→ **What the task asks**:
Search the records for the string "burger", and show each line where it appears.
------------------------------
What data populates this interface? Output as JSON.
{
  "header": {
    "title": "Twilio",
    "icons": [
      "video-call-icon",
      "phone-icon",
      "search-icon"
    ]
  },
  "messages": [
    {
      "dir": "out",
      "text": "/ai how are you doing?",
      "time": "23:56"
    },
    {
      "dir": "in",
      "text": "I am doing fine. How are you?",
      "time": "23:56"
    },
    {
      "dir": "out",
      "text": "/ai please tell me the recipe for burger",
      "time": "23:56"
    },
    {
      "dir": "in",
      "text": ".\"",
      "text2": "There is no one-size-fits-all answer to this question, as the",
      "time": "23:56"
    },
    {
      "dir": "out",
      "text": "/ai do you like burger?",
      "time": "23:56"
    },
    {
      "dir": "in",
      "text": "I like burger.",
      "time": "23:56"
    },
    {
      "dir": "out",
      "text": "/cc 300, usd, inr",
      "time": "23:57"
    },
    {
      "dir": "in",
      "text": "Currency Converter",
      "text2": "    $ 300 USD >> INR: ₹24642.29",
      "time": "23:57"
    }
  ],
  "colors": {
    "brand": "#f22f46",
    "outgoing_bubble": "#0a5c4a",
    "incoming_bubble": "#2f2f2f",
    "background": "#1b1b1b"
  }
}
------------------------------
→ **Result for this exercise**:
      "text": "/ai please tell me the recipe for burger",
      "text": "/ai do you like burger?",
      "text": "I like burger.",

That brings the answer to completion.